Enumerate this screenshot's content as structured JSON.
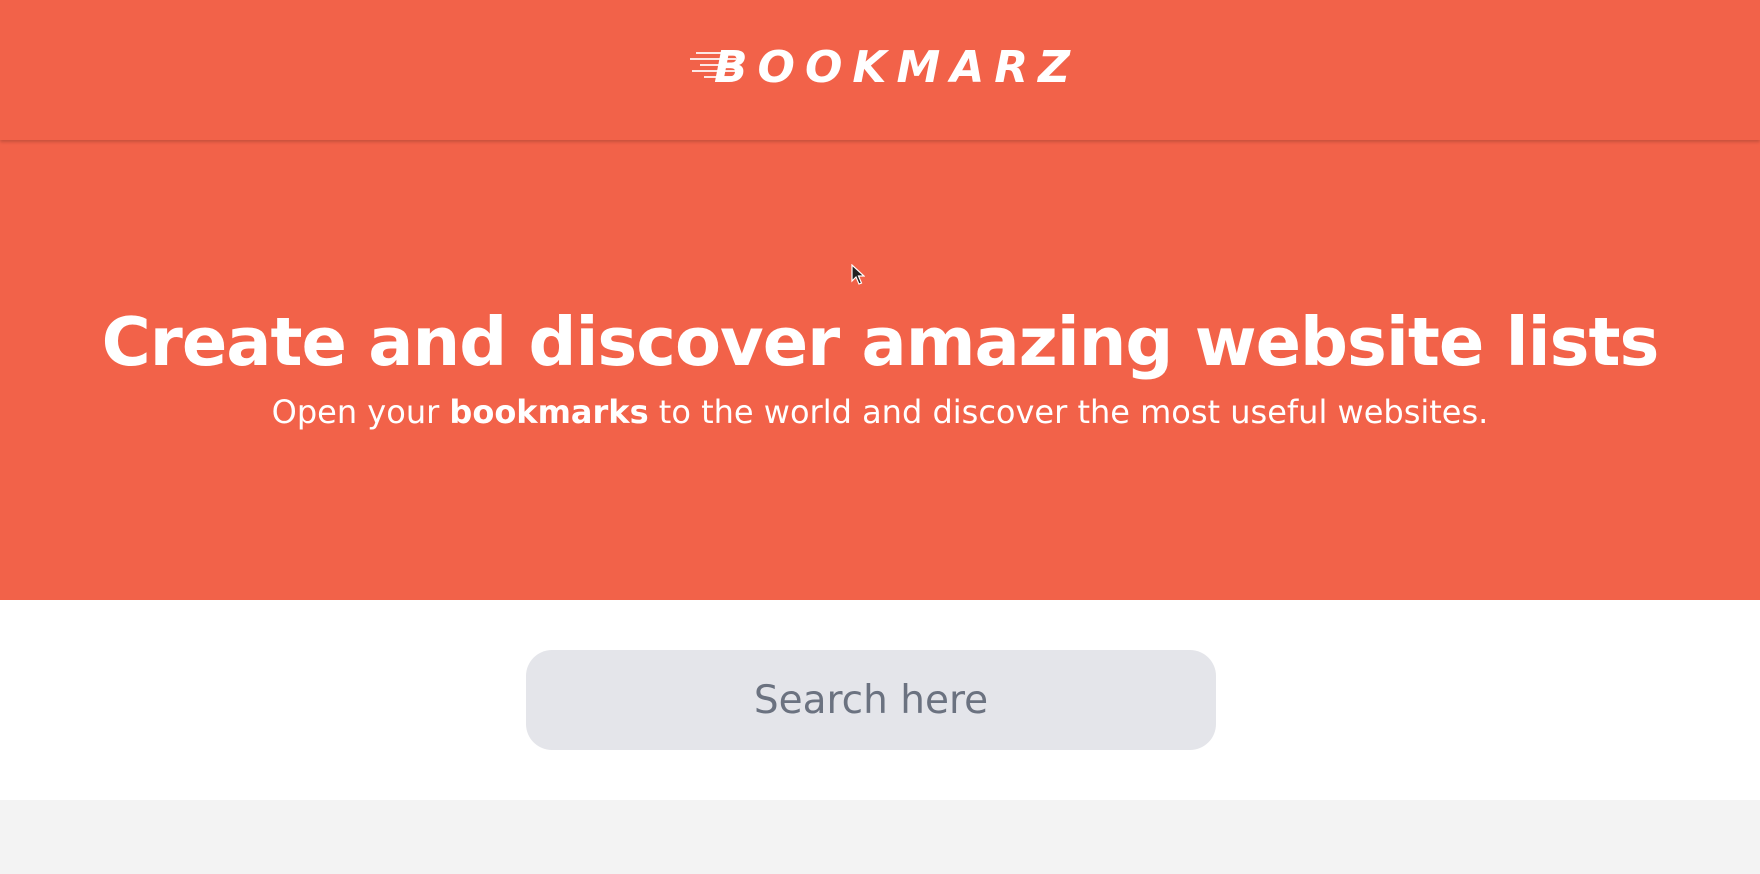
{
  "header": {
    "logo_text": "BOOKMARZ",
    "logo_icon": "speed-lines"
  },
  "hero": {
    "title": "Create and discover amazing website lists",
    "subtitle_prefix": "Open your ",
    "subtitle_bold": "bookmarks",
    "subtitle_suffix": " to the world and discover the most useful websites."
  },
  "search": {
    "placeholder": "Search here",
    "value": ""
  },
  "colors": {
    "brand": "#f26249",
    "search_bg": "#e4e5ea",
    "footer_bg": "#f3f3f3"
  }
}
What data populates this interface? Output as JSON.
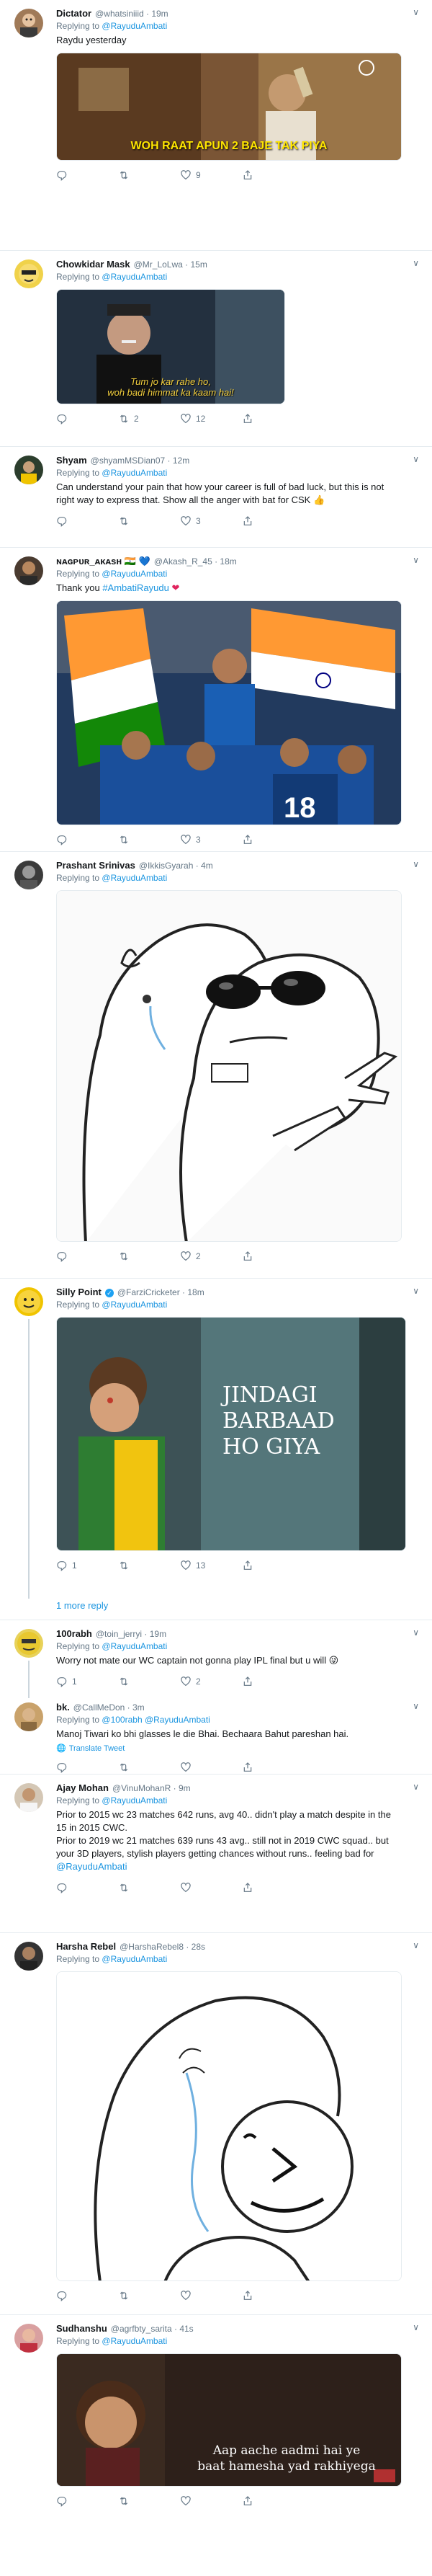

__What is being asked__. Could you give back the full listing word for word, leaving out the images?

__Response area__.
Enumerate this screenshot's content as structured JSON.
{
  "header": {
    "logo_text": "BOOKMARZ",
    "logo_icon": "speed-lines"
  },
  "hero": {
    "title": "Create and discover amazing website lists",
    "subtitle_prefix": "Open your ",
    "subtitle_bold": "bookmarks",
    "subtitle_suffix": " to the world and discover the most useful websites."
  },
  "search": {
    "placeholder": "Search here",
    "value": ""
  },
  "colors": {
    "brand": "#f26249",
    "search_bg": "#e4e5ea",
    "footer_bg": "#f3f3f3"
  }
}
What data populates this interface? Output as JSON.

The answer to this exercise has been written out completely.